E visas were established through a treaty between the U.S. and the Foreign National’s home country to allow for trade or commerce.  Not all countries have a treaty with the United States which allow for this type of visa.  It is important to consult with an attorney to determine eligibility under this visa category. Under an E-1 visa, a treaty trader is defined as someone who conducts “substantial trade in goods, services, and technology” between the United States and their country of origin. Treaty investors, under the E-2 visa, invest a “substantial amount of money” into an enterprise within the U.S. and come to the U.S. to direct and control that enterprise.

To be eligible for these visas, an applicant must fulfill the following requirements: 

  • Be a foreign national of a country with which the U.S. has a commerce treaty;
  • Maintain continuous trade involving numerous transactions or invest a substantial amount of money into a legitimate U.S. enterprise; and
  • Meet the legal definition of an employee, manager, executive, or have special qualifications.

Applicants may seek and E-1 or E2 visa to enter the U.S. specifically to carry on trade or establish and develop investment opportunities.


Additional requirements and specific details vary depending on several factors. Schedule a consultation to determine your eligibility and application requirements.

R-1 Visas for Religious Workers

R-1 visas were designed for foreign nationals coming to the United States to serve as a minister or in a religious vocation or occupation and who will be employed by a non-profit religious organization in the United States.

H-1B Visas

The H-1B visa is a temporary (non-immigrant) visa which allows highly skilled foreign professionals in specialty occupations to live and work in the United States. An H-1B visa is valid for three years and may be extended up to a maximum of six years.

To be eligible for this visa type, the job opportunity must require the minimum of a bachelor’s degree in a specialty occupation and the applicant must have at least a bachelor’s degree or its equivalent in a field related to the job opportunity. Magnolia Immigration Law does more than fill out lottery registrations. We ensure that the employer, the job, and the applicant qualify for an H-1b prior to registering for the lottery.  The odds of being chosen are small. The worst thing that could happen would be to win a lottery spot and then have the application fail because one of the requirements isn’t met. Our goal is a successful H-1b.

There are two types of H-1b visa- cap-subject and cap-exempt. Most H-1b visa applicants are subject to a lottery system (also called the cap). Because there are only 85,000 visa numbers given out each year on October 1, but there are typically more than 250,000 visa applicants, USCIS instituted a lottery system whereby employers register with USCIS and enter a candidate into the lottery. The lottery opens each year in March and winners are chosen at the end of the month. The employer then has 90 days to submit a completed application.

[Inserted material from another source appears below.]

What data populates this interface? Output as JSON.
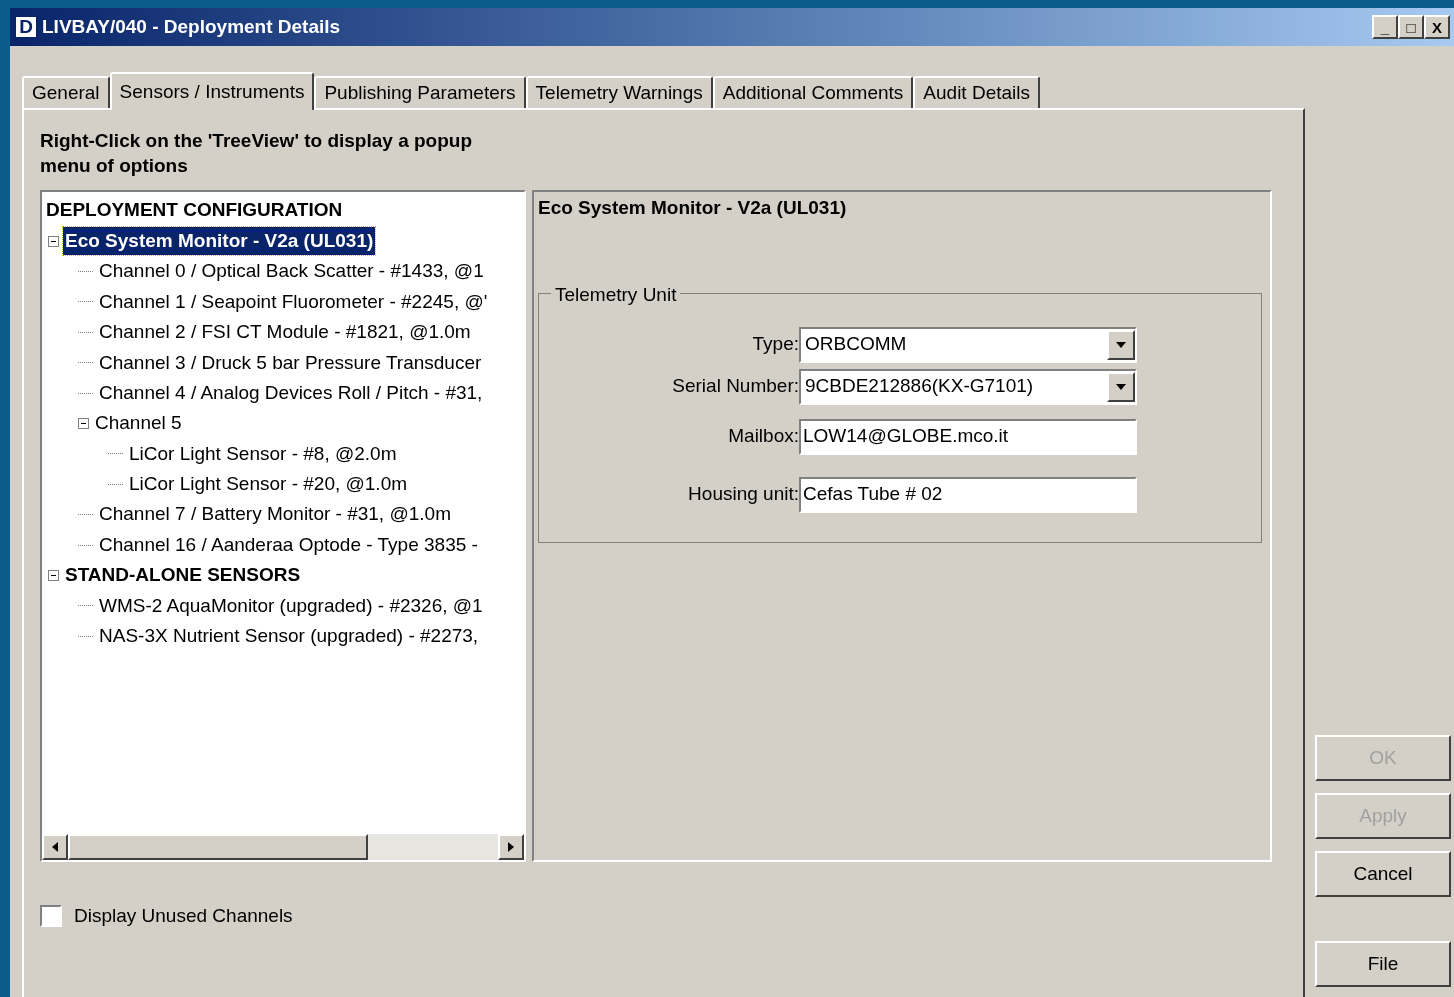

A non-profit organization with an affiliation to an institution of higher education is exempt from the normal H-1b lottery. These sponsors are H-1b cap-exempt. If, in addition to showing all of the normal H-1b requirements, the employer can show they have a 501(c)(3) designation and an active affiliation (like an internship program) with a college or university, they can sponsor a candidate any time during the year.


American Immigration Council: The H-1B Visa Program and Its Impact on the US Economy:

Berkeley International Office: H-1B Frequently Asked Questions:


Start Your Immigration Journey

We assist clients in successfully navigating the impersonal and complex process of the U.S. immigration system. Our years of experience mean that our attorneys provide knowledgeable legal service to our clients.


Nonimmigrant Visas

Magnolia Immigration Law has the experience in all the various types of visas. We have been practicing immigration law for over two decades, and we’ve come to know the ins and outs of nonimmigrant visas. We can help you determine the temporary visa that best applies to your situation and provide you with skilled legal counsel throughout the application process.


Whatever your immigration or visa concern, schedule a consultation by calling (321) 558-2555 or sending us a message